MATERIALS PROVIDED:

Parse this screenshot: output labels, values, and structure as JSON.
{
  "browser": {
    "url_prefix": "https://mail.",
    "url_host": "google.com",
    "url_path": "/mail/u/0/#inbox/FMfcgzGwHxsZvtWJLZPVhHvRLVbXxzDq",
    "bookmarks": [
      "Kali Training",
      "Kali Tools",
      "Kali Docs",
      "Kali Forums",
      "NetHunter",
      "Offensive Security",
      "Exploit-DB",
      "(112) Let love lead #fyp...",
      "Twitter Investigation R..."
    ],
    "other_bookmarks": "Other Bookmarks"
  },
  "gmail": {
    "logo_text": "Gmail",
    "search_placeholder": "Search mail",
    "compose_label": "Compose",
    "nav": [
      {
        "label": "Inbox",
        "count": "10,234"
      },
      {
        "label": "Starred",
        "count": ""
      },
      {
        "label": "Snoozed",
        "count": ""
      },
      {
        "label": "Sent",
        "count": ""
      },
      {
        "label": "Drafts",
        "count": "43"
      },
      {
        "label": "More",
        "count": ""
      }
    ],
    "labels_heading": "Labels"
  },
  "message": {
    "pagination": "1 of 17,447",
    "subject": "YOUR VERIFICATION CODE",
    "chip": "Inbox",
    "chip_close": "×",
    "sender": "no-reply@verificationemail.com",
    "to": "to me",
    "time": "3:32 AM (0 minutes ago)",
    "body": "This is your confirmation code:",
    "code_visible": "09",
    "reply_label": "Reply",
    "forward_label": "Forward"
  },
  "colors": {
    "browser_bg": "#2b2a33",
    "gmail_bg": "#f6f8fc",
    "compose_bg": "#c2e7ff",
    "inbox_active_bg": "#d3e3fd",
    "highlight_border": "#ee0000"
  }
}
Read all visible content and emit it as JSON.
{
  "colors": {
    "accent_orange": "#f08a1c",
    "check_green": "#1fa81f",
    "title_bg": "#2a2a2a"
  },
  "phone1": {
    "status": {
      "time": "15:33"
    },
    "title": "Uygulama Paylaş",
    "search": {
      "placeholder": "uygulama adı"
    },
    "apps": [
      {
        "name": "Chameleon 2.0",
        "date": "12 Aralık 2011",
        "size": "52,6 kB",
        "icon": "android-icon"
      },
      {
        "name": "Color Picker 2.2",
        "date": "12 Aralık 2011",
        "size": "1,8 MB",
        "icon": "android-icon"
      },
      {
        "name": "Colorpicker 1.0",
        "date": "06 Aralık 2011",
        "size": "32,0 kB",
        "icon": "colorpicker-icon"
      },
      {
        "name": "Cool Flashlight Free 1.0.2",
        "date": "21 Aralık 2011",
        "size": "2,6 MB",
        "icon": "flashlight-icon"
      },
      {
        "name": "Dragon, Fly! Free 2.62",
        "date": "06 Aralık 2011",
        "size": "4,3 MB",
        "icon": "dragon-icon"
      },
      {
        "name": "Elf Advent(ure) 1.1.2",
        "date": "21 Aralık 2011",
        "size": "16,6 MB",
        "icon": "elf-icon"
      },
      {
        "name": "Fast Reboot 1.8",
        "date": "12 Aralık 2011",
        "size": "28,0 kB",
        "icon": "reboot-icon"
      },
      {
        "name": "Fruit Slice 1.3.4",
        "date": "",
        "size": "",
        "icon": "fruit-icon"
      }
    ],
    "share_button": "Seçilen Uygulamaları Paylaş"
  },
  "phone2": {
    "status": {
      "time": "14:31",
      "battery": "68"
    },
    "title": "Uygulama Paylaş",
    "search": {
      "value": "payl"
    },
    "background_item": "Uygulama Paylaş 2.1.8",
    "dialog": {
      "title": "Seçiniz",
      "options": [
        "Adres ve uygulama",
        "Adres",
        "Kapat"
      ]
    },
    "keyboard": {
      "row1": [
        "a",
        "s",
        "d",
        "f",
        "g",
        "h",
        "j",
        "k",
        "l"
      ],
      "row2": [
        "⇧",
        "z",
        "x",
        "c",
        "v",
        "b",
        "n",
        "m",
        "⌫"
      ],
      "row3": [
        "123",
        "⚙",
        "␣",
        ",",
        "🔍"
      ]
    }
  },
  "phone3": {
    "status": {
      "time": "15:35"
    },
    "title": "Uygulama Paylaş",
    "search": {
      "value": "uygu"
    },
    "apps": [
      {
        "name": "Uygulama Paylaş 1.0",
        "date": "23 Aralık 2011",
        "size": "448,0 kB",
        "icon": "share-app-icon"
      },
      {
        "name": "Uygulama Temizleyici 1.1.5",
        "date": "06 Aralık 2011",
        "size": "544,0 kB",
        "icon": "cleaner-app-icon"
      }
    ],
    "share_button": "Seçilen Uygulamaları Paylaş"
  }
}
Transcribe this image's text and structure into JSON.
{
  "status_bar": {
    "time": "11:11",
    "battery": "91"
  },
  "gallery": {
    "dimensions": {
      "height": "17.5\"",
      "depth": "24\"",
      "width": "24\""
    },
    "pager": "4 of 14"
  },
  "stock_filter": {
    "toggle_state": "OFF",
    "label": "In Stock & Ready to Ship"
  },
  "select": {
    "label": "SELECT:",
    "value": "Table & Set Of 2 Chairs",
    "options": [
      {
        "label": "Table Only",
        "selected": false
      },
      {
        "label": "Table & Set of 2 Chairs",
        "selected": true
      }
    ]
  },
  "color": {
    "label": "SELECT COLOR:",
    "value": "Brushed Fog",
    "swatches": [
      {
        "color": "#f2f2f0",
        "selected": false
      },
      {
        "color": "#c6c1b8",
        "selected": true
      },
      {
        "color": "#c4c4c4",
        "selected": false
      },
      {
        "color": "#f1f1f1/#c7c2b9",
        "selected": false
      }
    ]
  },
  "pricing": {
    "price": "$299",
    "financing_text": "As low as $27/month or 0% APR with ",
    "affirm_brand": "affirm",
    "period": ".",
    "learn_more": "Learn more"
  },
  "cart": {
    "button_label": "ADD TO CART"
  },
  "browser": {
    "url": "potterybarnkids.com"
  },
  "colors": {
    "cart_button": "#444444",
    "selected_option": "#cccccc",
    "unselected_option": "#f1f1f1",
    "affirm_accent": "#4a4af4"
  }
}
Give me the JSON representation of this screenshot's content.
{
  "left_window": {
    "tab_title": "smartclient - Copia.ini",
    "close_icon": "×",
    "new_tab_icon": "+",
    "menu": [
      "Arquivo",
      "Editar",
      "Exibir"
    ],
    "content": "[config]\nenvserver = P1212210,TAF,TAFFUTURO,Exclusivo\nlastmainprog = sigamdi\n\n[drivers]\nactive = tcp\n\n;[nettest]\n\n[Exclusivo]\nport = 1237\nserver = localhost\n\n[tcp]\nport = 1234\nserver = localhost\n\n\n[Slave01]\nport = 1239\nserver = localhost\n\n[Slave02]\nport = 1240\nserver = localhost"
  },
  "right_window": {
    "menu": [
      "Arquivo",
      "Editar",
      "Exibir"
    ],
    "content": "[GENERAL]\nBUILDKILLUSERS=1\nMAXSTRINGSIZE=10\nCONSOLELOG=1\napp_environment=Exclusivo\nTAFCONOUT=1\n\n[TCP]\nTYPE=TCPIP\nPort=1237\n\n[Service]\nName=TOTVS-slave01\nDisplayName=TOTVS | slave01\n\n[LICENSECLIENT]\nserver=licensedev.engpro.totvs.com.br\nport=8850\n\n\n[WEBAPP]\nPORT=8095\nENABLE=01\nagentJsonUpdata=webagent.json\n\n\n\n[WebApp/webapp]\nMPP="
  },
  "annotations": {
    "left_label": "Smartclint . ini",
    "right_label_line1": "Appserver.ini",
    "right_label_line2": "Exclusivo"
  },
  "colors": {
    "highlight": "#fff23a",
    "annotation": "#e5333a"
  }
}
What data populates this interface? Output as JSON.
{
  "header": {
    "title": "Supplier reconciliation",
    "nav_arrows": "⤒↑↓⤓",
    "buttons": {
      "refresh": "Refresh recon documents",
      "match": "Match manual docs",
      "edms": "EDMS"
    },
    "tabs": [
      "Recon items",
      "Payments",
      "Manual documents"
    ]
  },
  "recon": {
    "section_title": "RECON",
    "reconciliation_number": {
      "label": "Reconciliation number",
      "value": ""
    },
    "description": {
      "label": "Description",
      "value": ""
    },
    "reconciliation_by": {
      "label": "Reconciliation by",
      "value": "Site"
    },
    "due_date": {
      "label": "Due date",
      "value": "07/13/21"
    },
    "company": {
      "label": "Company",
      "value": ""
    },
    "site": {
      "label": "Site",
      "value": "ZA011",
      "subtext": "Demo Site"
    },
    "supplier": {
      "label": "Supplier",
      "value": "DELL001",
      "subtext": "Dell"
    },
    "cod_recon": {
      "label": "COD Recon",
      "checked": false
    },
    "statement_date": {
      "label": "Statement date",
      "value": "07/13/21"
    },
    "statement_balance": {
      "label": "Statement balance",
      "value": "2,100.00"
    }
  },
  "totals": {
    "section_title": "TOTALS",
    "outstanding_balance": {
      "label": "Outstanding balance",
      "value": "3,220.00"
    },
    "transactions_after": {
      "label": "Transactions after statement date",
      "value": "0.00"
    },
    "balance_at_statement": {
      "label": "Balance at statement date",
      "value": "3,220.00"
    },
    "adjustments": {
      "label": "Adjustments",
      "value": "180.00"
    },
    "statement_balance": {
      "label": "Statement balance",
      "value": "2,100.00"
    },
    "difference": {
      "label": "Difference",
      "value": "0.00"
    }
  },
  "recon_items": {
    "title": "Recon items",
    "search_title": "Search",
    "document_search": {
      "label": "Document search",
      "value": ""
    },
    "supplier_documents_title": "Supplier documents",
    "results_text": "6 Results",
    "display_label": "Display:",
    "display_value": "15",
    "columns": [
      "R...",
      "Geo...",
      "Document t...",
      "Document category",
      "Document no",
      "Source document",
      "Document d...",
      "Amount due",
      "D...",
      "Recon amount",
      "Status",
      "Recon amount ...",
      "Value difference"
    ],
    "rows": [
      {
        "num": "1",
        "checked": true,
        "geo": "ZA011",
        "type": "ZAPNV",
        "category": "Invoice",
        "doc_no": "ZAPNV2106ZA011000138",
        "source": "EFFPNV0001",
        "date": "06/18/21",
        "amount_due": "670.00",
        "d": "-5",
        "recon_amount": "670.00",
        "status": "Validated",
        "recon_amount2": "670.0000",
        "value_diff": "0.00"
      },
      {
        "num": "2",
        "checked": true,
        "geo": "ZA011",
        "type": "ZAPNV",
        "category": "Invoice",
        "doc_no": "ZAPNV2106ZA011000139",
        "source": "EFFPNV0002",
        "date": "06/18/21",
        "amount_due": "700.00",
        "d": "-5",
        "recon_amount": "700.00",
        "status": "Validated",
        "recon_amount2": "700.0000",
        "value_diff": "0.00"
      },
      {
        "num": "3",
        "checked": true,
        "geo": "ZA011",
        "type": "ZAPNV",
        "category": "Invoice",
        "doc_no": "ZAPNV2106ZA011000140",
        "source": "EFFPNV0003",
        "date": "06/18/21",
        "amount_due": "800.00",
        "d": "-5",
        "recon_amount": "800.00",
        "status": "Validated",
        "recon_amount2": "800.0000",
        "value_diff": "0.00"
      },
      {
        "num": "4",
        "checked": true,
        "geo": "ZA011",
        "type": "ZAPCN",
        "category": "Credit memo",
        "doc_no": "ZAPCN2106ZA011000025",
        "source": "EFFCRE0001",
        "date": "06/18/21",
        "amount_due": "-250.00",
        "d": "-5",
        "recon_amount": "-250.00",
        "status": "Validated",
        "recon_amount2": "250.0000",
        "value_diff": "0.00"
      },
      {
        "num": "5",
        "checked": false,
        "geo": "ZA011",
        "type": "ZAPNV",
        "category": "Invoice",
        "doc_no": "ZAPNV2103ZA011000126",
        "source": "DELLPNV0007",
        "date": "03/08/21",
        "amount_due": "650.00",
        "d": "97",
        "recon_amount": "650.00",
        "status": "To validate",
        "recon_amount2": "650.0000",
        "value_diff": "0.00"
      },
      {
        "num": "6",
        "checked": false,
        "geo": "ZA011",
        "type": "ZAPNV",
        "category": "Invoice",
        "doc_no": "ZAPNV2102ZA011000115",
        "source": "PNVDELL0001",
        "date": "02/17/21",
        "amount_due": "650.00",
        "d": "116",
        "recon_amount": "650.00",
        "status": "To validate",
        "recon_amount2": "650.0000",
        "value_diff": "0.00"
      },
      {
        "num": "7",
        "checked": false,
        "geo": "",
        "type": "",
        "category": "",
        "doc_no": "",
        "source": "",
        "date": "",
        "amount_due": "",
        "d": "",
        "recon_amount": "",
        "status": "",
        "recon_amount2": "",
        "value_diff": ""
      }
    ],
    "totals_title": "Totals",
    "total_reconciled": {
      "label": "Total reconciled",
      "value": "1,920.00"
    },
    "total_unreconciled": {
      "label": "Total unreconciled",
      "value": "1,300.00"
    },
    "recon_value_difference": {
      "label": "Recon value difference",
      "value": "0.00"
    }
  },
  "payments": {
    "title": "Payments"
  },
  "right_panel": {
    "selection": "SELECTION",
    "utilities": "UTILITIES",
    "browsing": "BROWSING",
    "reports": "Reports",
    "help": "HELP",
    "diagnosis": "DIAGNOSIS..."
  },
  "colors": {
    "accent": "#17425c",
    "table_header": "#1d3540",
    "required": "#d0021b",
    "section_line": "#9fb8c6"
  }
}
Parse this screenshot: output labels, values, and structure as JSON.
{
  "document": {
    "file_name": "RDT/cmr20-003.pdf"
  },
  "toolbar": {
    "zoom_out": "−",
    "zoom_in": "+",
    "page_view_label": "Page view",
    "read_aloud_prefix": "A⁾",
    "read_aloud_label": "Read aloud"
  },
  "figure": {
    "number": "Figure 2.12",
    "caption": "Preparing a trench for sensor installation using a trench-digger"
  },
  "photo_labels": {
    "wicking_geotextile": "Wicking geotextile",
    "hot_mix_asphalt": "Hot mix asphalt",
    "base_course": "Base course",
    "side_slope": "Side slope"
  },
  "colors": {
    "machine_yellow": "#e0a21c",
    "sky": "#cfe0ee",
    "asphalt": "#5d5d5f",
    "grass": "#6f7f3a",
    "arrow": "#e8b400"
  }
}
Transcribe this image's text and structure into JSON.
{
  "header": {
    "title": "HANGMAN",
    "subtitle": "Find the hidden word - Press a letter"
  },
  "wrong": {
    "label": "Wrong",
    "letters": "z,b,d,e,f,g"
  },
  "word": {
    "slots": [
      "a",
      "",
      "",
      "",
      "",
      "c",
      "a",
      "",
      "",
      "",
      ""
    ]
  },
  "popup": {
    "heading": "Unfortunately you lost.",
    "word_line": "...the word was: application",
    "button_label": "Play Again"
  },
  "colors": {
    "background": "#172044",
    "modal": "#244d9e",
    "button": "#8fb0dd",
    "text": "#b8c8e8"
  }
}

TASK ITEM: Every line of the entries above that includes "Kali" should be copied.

ANSWER BOX:
      "Kali Training",
      "Kali Tools",
      "Kali Docs",
      "Kali Forums",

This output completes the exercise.